This already far exceeds my capacity for imaginative comprehension, BUT THEN the author goes on to say:
“Remember, when a climber is working under the skirt, the fronds hang down to around his or her knees. Also note that it is much darker and cooler underneath, so every manner of creature having two to eight legs can be present with you.”
The only true phobia I have other than roachaphobia is claustrophobia. I’m also an anti-fan of heights.
So I’m reading this article and imagining that I’m trapped high up on a palm tree, pinned beneath a hundred pounds of dead fronds with my neck bent down and suffocating to death while covered in huge roaches, and I die a little bit inside, like some of my cells are withering in a sympathy death for my imaginary worst-nightmare self, and I’m SO GLAD AND GRATEFUL that we were able to have our palm tree trimmed, our lawn torn out, and a flat bed of gravel put in its place.
This is the gravel we chose:
(I love how she arranged those samples for me!)
Here’s how it looks:
We now have a flat bed of gravel that will be inhospitable to roaches when they come back with the heat next summer. There will be no water there to attract them, and nowhere for them to hide. THE YARD IS BEAUTIFUL.
See that mark on the ground on the left? Here’s a close-up:
This would be what attracted the roaches when it was hot and our Bermuda grass was being watered. The water was collecting here on this plate. Our landscaper created that border around it before she put in the gravel.
Enjoy some pics of I took of random palm trees with deadly frond skirts on full display:
The tree on the right shows the most dangerous scenario for a palm tree-trimmer, with its loose fronds hanging down. As Mr. Magargal says:
“There is a lack of knowledge about sloughing. At any point along the trunk of a fan palm it is natural for the fronds to come loose and remain near the trunk, unattached but woven together in a skirt. When the skirt drops nothing can survive beneath it. Even experienced arborists miss the potential of sloughing. Usually, if a palm is going to slough off it may occur as low as 25 to 30 feet from the ground.”
We still have a small patch of grass in the backyard, but there were no roaches on that lawn, because there’s no dipping-down point to collect water back there. We’re keeping the grass there for now.
Those palm trees, though. I’ll never look at them the same again. They’re full of surprises. Our landscaper pointed out some hummingbird eggs she found in ours:

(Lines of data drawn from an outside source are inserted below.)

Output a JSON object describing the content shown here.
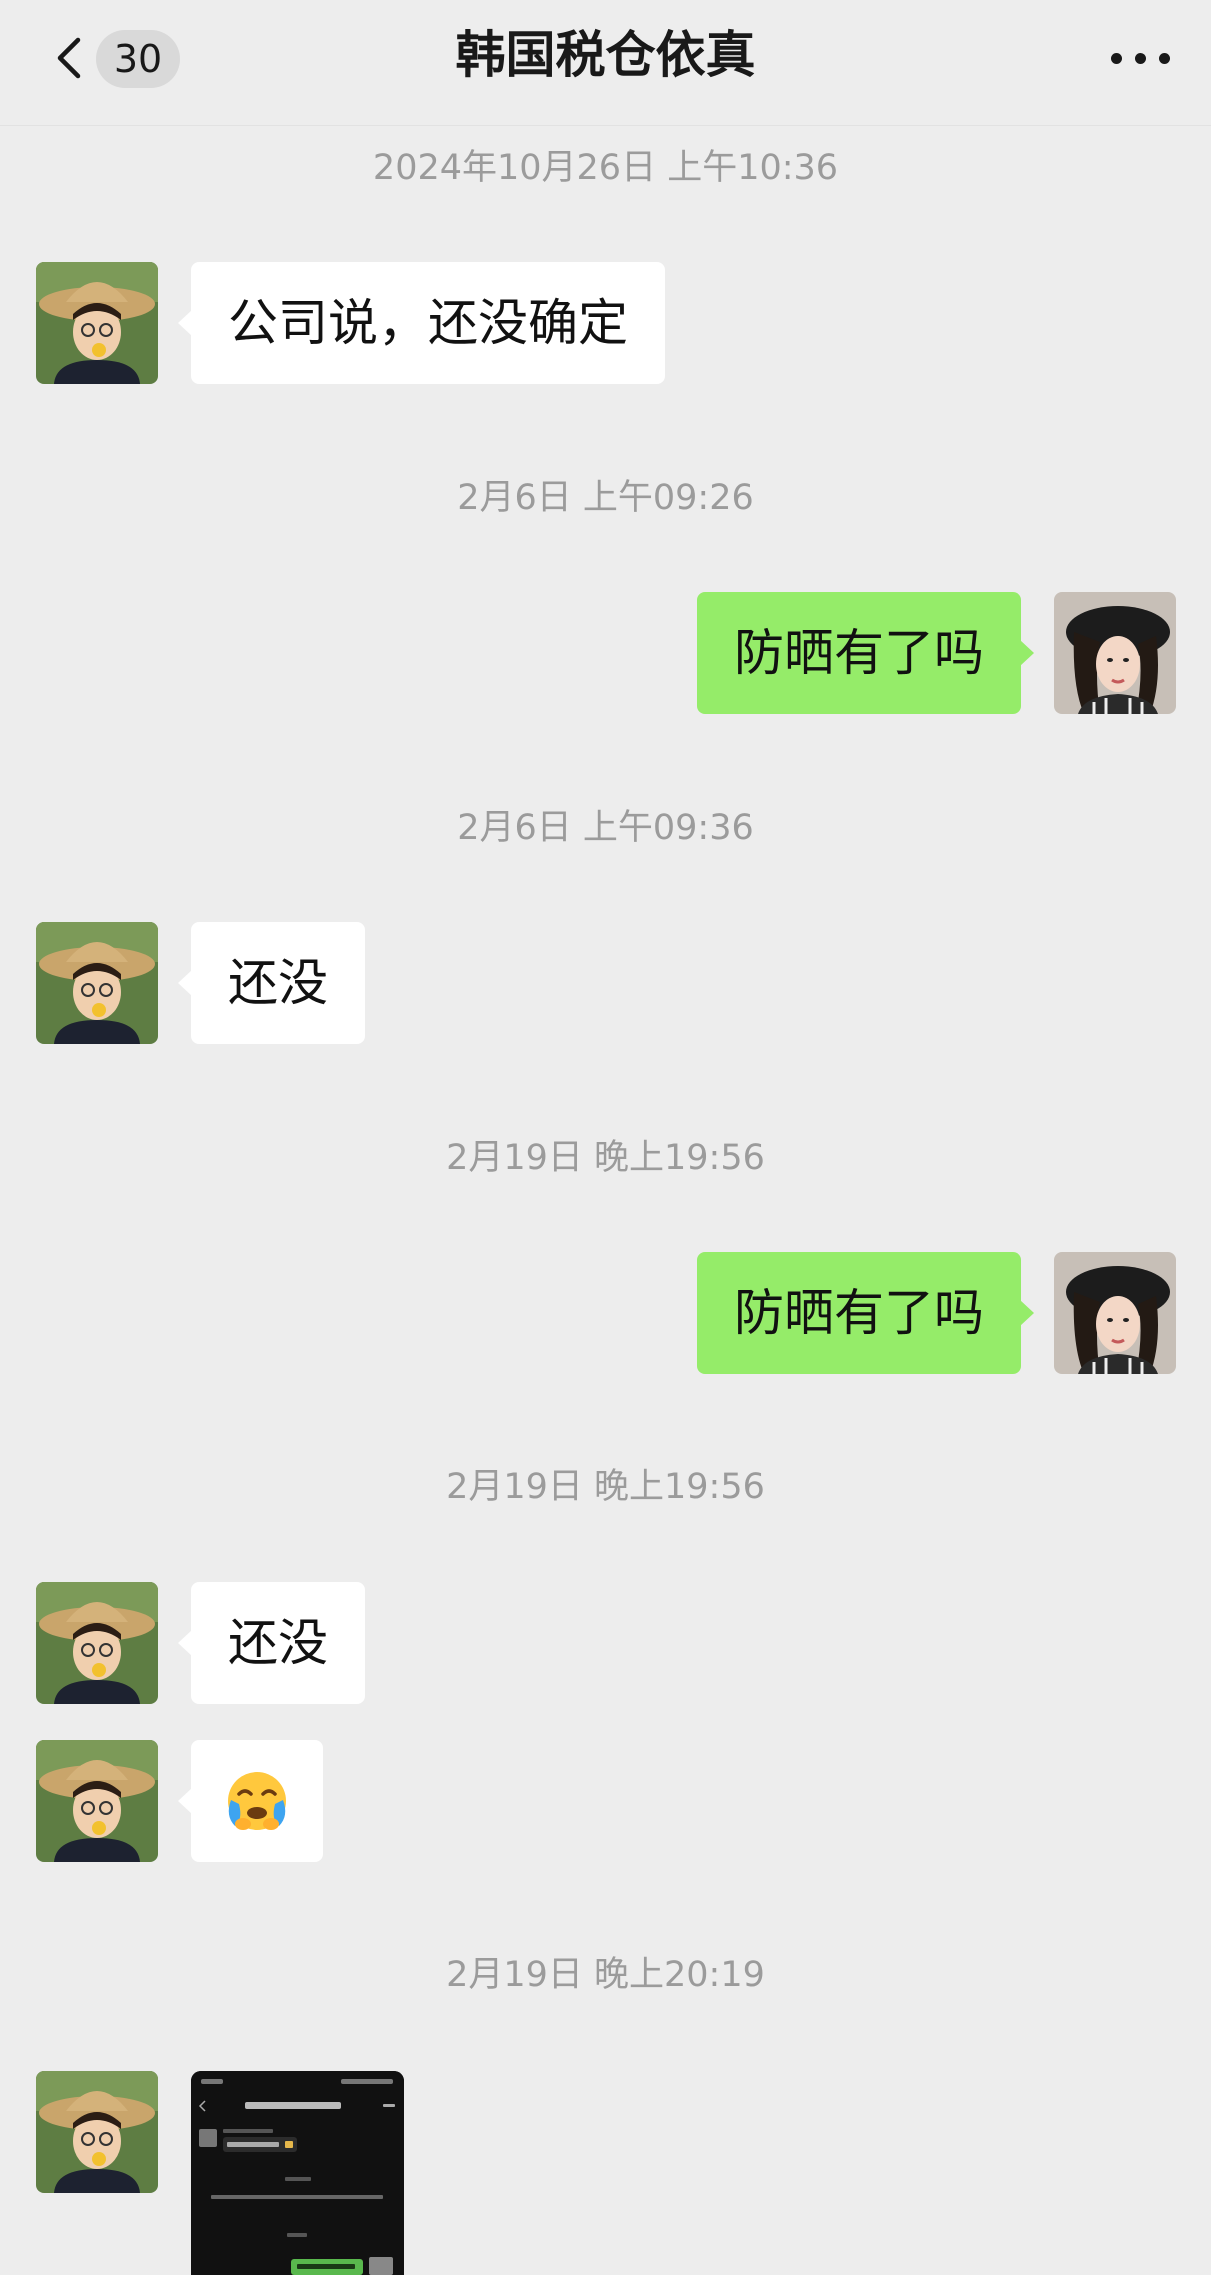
{
  "header": {
    "back_icon": "chevron-left-icon",
    "unread_count": "30",
    "title": "韩国税仓依真",
    "more_icon": "more-horizontal-icon"
  },
  "messages": [
    {
      "type": "timestamp",
      "text": "2024年10月26日 上午10:36"
    },
    {
      "type": "text",
      "side": "in",
      "text": "公司说，还没确定"
    },
    {
      "type": "timestamp",
      "text": "2月6日 上午09:26"
    },
    {
      "type": "text",
      "side": "out",
      "text": "防晒有了吗"
    },
    {
      "type": "timestamp",
      "text": "2月6日 上午09:36"
    },
    {
      "type": "text",
      "side": "in",
      "text": "还没"
    },
    {
      "type": "timestamp",
      "text": "2月19日 晚上19:56"
    },
    {
      "type": "text",
      "side": "out",
      "text": "防晒有了吗"
    },
    {
      "type": "timestamp",
      "text": "2月19日 晚上19:56"
    },
    {
      "type": "text",
      "side": "in",
      "text": "还没"
    },
    {
      "type": "sticker",
      "side": "in",
      "icon": "face-holding-back-tears-emoji"
    },
    {
      "type": "timestamp",
      "text": "2月19日 晚上20:19"
    },
    {
      "type": "image",
      "side": "in",
      "icon": "chat-screenshot-image"
    }
  ],
  "colors": {
    "background": "#ededed",
    "outgoing_bubble": "#95ec69",
    "incoming_bubble": "#ffffff",
    "timestamp_text": "#9b9b9b"
  }
}
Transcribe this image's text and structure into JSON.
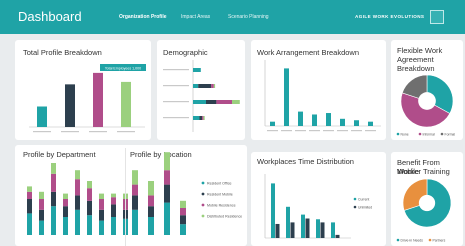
{
  "header": {
    "title": "Dashboard",
    "nav": [
      "Organization Profile",
      "Impact Areas",
      "Scenario Planning"
    ],
    "brand": "AGILE WORK EVOLUTIONS",
    "colors": {
      "bar": "#1fa3a6",
      "background": "#e9ecee"
    }
  },
  "panels": {
    "total_profile": "Total Profile Breakdown",
    "demographic": "Demographic",
    "work_arrangement": "Work Arrangement Breakdown",
    "flexible_work": [
      "Flexible Work",
      "Agreement",
      "Breakdown"
    ],
    "profile_dept": "Profile by Department",
    "profile_location": "Profile by Location",
    "time_distribution": "Workplaces Time Distribution",
    "mobile_benefit": [
      "Benefit From Mobile",
      "Worker Training"
    ]
  },
  "series_colors": [
    "#1fa3a6",
    "#2d3f4e",
    "#b04d8a",
    "#9bd07e"
  ],
  "legend": [
    "Resident Office",
    "Resident Mobile",
    "Mobile Residence",
    "Distributed Residence"
  ],
  "total_profile_values": [
    25,
    52,
    66,
    55
  ],
  "total_profile_badge": "Total Employees   1,000",
  "work_arrangement_values": [
    6,
    80,
    20,
    16,
    18,
    10,
    8,
    6
  ],
  "time_legend": [
    "Current",
    "Unlimited"
  ],
  "flexible_legend": [
    "None",
    "Informal",
    "Formal"
  ],
  "mobile_legend": [
    "Drive-in Needs",
    "Partners"
  ]
}
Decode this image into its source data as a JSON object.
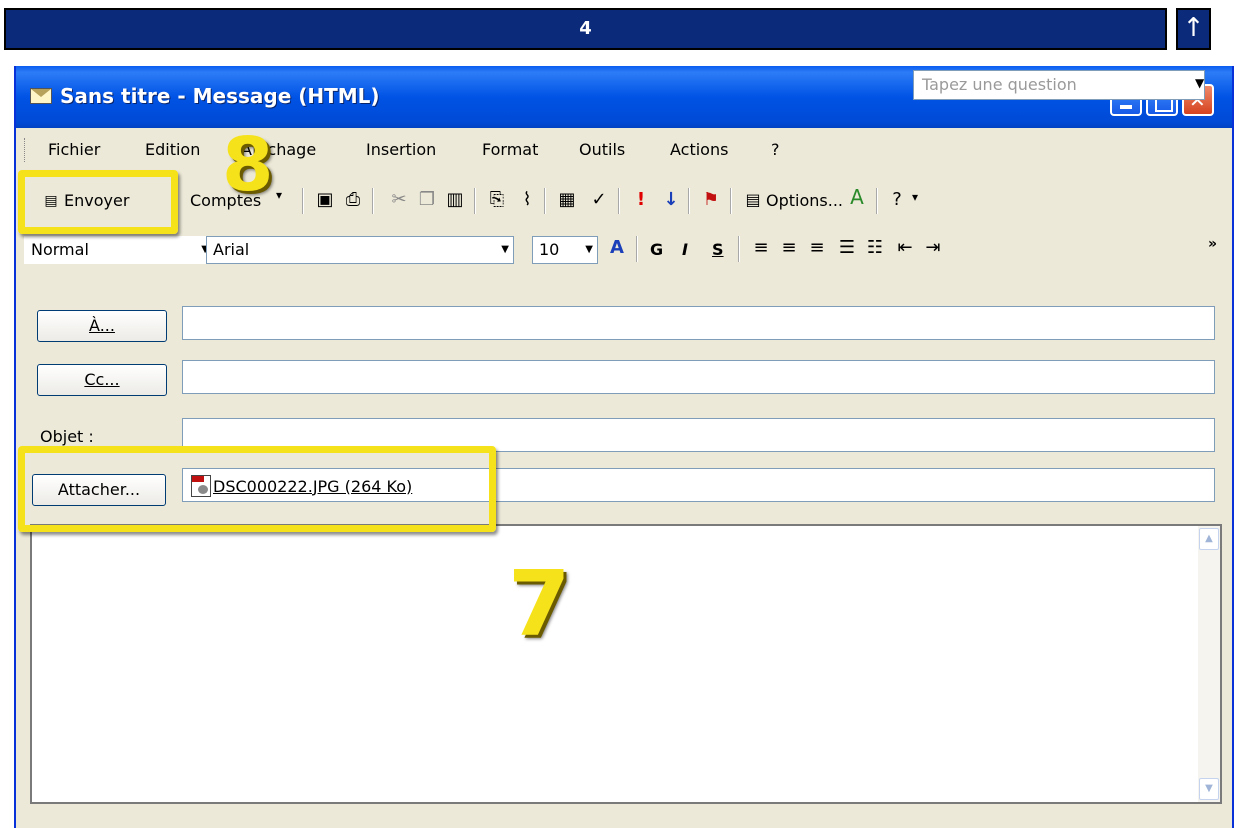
{
  "step_bar": {
    "number": "4",
    "up_arrow_icon": "arrow-up-icon"
  },
  "window": {
    "title": "Sans titre - Message (HTML)",
    "controls": {
      "minimize": "minimize-icon",
      "maximize": "maximize-icon",
      "close": "close-icon"
    }
  },
  "menu": {
    "items": [
      {
        "label": "Fichier"
      },
      {
        "label": "Edition"
      },
      {
        "label": "Affichage"
      },
      {
        "label": "Insertion"
      },
      {
        "label": "Format"
      },
      {
        "label": "Outils"
      },
      {
        "label": "Actions"
      },
      {
        "label": "?"
      }
    ],
    "question_placeholder": "Tapez une question"
  },
  "toolbar": {
    "send_label": "Envoyer",
    "accounts_label": "Comptes",
    "options_label": "Options..."
  },
  "format_toolbar": {
    "style": "Normal",
    "font": "Arial",
    "size": "10",
    "bold": "G",
    "italic": "I",
    "underline": "S"
  },
  "form": {
    "to_button": "À...",
    "cc_button": "Cc...",
    "subject_label": "Objet :",
    "attach_button": "Attacher...",
    "to_value": "",
    "cc_value": "",
    "subject_value": "",
    "attachment": "DSC000222.JPG (264 Ko)"
  },
  "annotations": {
    "send_step": "8",
    "attach_step": "7",
    "highlight_color": "#f5e21a"
  }
}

So that, I hope, is the end of the story as far as we’re concerned. If you have a loved one who trims palm trees, please share Mr. Magargal’s article with him or her. Let’s save our palm tree trimmers!